(Dataset rows describing interfaces)
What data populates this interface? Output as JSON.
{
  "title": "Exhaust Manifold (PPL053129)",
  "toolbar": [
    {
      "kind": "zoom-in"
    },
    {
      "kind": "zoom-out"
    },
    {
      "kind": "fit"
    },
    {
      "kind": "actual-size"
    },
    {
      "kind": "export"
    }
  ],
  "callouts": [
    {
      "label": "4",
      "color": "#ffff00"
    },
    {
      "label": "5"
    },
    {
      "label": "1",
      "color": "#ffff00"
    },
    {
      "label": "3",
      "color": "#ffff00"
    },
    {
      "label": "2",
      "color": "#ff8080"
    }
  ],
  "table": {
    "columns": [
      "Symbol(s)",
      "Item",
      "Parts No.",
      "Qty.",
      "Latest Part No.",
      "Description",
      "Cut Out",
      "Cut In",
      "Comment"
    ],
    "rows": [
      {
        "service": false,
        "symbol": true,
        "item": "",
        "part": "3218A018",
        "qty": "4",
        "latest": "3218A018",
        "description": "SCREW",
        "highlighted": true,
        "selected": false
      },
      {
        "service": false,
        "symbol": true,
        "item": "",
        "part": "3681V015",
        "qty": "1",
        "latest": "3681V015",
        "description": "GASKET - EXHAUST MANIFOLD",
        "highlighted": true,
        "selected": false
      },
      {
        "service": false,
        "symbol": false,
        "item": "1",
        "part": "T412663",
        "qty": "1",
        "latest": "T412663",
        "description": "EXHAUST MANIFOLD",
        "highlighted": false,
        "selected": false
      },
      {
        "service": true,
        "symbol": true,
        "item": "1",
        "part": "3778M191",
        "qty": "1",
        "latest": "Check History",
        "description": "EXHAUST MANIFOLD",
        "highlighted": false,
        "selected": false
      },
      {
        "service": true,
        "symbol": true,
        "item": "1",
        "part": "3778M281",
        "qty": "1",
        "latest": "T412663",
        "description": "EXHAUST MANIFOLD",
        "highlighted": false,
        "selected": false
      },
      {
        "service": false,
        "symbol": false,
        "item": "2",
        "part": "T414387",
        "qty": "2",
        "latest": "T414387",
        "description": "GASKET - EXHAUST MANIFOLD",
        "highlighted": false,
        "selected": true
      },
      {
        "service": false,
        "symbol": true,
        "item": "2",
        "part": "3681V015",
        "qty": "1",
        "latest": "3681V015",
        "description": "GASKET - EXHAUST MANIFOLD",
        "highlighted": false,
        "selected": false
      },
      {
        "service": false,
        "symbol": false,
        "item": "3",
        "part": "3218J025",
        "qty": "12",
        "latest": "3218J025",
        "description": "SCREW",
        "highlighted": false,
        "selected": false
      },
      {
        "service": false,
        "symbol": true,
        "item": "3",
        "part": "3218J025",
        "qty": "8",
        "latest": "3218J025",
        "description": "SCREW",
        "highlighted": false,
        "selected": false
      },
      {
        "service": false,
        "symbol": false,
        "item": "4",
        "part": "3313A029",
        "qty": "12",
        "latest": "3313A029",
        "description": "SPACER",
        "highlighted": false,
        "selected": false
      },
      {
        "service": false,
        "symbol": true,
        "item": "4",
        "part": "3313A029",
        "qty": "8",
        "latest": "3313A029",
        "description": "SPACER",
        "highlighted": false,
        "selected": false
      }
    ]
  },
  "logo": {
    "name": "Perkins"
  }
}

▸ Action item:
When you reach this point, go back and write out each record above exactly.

▸ Result of the task:
What data populates this interface? Output as JSON.
{
  "title": "Exhaust Manifold (PPL053129)",
  "toolbar": [
    {
      "kind": "zoom-in"
    },
    {
      "kind": "zoom-out"
    },
    {
      "kind": "fit"
    },
    {
      "kind": "actual-size"
    },
    {
      "kind": "export"
    }
  ],
  "callouts": [
    {
      "label": "4",
      "color": "#ffff00"
    },
    {
      "label": "5"
    },
    {
      "label": "1",
      "color": "#ffff00"
    },
    {
      "label": "3",
      "color": "#ffff00"
    },
    {
      "label": "2",
      "color": "#ff8080"
    }
  ],
  "table": {
    "columns": [
      "Symbol(s)",
      "Item",
      "Parts No.",
      "Qty.",
      "Latest Part No.",
      "Description",
      "Cut Out",
      "Cut In",
      "Comment"
    ],
    "rows": [
      {
        "service": false,
        "symbol": true,
        "item": "",
        "part": "3218A018",
        "qty": "4",
        "latest": "3218A018",
        "description": "SCREW",
        "highlighted": true,
        "selected": false
      },
      {
        "service": false,
        "symbol": true,
        "item": "",
        "part": "3681V015",
        "qty": "1",
        "latest": "3681V015",
        "description": "GASKET - EXHAUST MANIFOLD",
        "highlighted": true,
        "selected": false
      },
      {
        "service": false,
        "symbol": false,
        "item": "1",
        "part": "T412663",
        "qty": "1",
        "latest": "T412663",
        "description": "EXHAUST MANIFOLD",
        "highlighted": false,
        "selected": false
      },
      {
        "service": true,
        "symbol": true,
        "item": "1",
        "part": "3778M191",
        "qty": "1",
        "latest": "Check History",
        "description": "EXHAUST MANIFOLD",
        "highlighted": false,
        "selected": false
      },
      {
        "service": true,
        "symbol": true,
        "item": "1",
        "part": "3778M281",
        "qty": "1",
        "latest": "T412663",
        "description": "EXHAUST MANIFOLD",
        "highlighted": false,
        "selected": false
      },
      {
        "service": false,
        "symbol": false,
        "item": "2",
        "part": "T414387",
        "qty": "2",
        "latest": "T414387",
        "description": "GASKET - EXHAUST MANIFOLD",
        "highlighted": false,
        "selected": true
      },
      {
        "service": false,
        "symbol": true,
        "item": "2",
        "part": "3681V015",
        "qty": "1",
        "latest": "3681V015",
        "description": "GASKET - EXHAUST MANIFOLD",
        "highlighted": false,
        "selected": false
      },
      {
        "service": false,
        "symbol": false,
        "item": "3",
        "part": "3218J025",
        "qty": "12",
        "latest": "3218J025",
        "description": "SCREW",
        "highlighted": false,
        "selected": false
      },
      {
        "service": false,
        "symbol": true,
        "item": "3",
        "part": "3218J025",
        "qty": "8",
        "latest": "3218J025",
        "description": "SCREW",
        "highlighted": false,
        "selected": false
      },
      {
        "service": false,
        "symbol": false,
        "item": "4",
        "part": "3313A029",
        "qty": "12",
        "latest": "3313A029",
        "description": "SPACER",
        "highlighted": false,
        "selected": false
      },
      {
        "service": false,
        "symbol": true,
        "item": "4",
        "part": "3313A029",
        "qty": "8",
        "latest": "3313A029",
        "description": "SPACER",
        "highlighted": false,
        "selected": false
      }
    ]
  },
  "logo": {
    "name": "Perkins"
  }
}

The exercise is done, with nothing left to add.